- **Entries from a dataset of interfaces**
......

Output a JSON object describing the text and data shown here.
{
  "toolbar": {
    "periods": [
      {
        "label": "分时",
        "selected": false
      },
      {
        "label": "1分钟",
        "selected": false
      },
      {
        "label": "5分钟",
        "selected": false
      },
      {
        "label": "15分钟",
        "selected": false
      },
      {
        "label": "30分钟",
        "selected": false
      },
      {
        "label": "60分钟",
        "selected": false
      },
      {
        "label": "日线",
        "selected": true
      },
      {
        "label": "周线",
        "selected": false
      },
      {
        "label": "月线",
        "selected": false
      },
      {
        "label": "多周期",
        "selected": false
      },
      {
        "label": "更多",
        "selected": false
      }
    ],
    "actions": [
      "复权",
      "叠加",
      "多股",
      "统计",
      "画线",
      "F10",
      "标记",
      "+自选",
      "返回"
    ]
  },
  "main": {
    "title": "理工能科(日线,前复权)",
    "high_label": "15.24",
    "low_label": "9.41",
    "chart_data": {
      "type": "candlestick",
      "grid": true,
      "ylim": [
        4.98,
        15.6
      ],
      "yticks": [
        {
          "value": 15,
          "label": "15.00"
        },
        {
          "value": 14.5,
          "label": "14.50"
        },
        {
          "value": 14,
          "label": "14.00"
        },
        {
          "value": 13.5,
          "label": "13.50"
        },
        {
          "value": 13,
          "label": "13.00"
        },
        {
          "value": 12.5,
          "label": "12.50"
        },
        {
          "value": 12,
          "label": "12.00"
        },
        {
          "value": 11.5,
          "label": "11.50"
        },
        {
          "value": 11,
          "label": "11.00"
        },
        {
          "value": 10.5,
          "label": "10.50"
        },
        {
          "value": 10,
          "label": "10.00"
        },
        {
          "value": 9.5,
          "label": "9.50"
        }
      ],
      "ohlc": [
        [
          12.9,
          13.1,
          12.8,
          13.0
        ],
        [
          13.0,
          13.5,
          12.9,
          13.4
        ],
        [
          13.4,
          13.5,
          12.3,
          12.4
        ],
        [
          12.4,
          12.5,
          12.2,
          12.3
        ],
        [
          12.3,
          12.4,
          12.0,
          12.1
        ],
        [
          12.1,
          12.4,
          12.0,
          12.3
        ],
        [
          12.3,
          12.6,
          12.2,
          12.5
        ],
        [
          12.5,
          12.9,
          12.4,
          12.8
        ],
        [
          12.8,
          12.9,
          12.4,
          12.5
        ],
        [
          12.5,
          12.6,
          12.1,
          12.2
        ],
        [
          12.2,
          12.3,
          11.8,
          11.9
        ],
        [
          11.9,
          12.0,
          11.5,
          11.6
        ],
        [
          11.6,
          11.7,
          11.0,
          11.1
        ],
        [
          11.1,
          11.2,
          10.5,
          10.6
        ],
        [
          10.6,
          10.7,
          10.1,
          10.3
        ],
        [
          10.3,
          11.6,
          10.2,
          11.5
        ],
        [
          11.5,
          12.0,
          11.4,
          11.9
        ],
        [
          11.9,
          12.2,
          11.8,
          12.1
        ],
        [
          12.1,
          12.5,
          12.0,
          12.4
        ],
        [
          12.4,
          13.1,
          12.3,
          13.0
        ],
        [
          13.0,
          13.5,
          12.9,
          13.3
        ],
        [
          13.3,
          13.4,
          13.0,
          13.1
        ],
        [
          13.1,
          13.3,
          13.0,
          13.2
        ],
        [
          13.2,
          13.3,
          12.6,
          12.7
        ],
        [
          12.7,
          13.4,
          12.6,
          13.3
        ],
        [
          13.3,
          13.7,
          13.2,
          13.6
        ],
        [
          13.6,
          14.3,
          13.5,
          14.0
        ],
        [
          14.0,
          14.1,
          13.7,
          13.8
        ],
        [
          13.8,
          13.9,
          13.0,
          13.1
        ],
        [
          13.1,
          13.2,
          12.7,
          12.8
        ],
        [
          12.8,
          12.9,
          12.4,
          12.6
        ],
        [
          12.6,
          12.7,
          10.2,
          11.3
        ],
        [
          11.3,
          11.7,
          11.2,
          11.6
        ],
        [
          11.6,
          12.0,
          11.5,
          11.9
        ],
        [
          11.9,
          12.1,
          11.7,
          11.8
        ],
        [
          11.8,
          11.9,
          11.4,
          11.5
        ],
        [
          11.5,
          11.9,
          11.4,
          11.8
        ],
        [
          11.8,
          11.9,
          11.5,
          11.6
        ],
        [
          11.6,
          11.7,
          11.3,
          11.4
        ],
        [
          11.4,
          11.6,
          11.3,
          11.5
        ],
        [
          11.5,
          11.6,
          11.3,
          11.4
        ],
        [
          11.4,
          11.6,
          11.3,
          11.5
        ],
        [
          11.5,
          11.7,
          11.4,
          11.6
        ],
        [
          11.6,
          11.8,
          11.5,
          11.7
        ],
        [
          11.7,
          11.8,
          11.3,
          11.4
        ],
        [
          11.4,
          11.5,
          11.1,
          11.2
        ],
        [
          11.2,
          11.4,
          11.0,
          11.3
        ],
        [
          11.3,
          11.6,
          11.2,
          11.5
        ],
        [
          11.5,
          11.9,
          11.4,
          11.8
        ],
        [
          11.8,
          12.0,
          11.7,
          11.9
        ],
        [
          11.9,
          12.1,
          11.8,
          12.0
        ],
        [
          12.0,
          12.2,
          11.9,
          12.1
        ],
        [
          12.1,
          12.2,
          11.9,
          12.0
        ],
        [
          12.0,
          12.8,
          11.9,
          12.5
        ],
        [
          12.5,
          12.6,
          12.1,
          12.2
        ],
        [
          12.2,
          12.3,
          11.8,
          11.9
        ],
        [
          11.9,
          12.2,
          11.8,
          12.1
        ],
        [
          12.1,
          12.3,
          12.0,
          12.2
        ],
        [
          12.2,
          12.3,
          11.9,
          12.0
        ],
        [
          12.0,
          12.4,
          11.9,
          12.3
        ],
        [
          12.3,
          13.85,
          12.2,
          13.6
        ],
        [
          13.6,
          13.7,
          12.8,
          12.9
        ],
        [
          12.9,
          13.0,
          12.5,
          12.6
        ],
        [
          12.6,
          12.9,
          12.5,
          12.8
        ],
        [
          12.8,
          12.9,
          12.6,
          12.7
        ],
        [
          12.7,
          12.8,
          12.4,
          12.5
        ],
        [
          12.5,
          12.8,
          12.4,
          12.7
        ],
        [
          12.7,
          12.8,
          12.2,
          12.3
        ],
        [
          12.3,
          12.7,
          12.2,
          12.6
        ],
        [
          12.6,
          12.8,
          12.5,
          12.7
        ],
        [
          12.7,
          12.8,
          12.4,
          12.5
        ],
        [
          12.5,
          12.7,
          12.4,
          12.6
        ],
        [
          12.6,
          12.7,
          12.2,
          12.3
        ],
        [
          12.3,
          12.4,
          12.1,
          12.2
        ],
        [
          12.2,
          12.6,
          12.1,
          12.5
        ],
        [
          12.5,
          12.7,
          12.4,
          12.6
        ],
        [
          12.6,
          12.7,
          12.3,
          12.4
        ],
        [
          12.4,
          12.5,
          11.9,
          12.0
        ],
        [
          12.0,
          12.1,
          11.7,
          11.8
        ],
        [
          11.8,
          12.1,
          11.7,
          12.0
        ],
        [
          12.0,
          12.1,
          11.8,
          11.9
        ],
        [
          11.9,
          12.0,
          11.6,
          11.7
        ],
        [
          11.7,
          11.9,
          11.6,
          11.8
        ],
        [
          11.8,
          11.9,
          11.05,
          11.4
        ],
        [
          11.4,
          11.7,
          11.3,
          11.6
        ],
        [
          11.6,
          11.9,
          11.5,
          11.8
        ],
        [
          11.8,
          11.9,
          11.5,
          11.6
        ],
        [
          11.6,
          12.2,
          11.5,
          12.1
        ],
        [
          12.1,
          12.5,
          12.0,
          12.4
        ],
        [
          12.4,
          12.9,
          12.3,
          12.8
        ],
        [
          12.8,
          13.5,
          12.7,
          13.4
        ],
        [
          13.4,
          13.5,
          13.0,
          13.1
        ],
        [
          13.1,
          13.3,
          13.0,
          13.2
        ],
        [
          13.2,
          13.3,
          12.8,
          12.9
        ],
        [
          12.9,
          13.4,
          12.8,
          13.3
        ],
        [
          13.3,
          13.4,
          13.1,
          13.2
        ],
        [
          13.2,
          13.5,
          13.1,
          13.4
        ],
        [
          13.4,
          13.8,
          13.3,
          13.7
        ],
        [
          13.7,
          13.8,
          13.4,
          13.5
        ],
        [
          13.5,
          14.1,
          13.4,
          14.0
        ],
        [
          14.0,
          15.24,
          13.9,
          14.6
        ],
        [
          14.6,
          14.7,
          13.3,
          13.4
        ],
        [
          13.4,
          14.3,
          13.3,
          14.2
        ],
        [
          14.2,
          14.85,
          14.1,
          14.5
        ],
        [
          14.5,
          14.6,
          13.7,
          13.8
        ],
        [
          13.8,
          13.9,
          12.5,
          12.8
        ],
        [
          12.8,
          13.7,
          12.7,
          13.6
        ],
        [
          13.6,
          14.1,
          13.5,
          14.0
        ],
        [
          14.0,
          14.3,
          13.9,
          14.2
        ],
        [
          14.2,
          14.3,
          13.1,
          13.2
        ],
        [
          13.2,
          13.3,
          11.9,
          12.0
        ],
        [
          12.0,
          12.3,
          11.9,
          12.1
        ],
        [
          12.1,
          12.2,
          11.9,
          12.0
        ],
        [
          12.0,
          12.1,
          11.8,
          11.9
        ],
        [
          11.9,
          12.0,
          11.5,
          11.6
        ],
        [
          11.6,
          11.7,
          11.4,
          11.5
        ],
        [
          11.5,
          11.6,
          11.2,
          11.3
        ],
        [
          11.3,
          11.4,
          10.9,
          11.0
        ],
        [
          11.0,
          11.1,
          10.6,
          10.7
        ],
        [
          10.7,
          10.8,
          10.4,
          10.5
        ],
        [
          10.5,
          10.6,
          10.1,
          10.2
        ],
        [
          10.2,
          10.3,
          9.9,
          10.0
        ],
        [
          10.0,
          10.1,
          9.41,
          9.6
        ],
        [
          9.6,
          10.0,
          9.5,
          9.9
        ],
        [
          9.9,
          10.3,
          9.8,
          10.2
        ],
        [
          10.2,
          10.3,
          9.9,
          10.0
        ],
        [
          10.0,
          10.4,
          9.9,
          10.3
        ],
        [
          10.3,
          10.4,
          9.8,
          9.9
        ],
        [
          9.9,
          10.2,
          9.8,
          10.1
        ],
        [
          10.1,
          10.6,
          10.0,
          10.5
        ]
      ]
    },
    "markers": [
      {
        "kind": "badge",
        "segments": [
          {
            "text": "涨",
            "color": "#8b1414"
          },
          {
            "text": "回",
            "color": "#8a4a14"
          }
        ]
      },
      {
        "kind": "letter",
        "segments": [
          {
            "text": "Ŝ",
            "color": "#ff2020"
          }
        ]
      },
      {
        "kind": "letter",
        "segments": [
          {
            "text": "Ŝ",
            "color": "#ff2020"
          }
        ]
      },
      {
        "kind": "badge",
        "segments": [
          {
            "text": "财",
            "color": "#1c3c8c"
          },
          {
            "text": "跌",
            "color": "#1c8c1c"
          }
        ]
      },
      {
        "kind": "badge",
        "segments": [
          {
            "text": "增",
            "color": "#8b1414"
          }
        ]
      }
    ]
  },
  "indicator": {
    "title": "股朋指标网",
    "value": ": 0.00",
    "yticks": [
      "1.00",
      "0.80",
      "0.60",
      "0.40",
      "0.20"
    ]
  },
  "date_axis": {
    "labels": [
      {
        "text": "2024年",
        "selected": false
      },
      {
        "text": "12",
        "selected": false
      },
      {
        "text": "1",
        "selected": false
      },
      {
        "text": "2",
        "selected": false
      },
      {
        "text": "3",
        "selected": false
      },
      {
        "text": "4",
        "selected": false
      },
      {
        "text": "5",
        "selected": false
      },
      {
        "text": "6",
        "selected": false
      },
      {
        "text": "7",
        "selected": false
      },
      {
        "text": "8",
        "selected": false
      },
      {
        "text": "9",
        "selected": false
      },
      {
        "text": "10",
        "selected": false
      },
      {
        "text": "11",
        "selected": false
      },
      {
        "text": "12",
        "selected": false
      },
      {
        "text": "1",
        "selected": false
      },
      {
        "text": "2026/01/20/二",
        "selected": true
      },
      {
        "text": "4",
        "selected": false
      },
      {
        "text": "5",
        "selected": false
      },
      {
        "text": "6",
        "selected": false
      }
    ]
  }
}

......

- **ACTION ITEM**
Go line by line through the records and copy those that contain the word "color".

- **WRITTEN ANSWER**
            "color": "#8b1414"
            "color": "#8a4a14"
            "color": "#ff2020"
            "color": "#ff2020"
            "color": "#1c3c8c"
            "color": "#1c8c1c"
            "color": "#8b1414"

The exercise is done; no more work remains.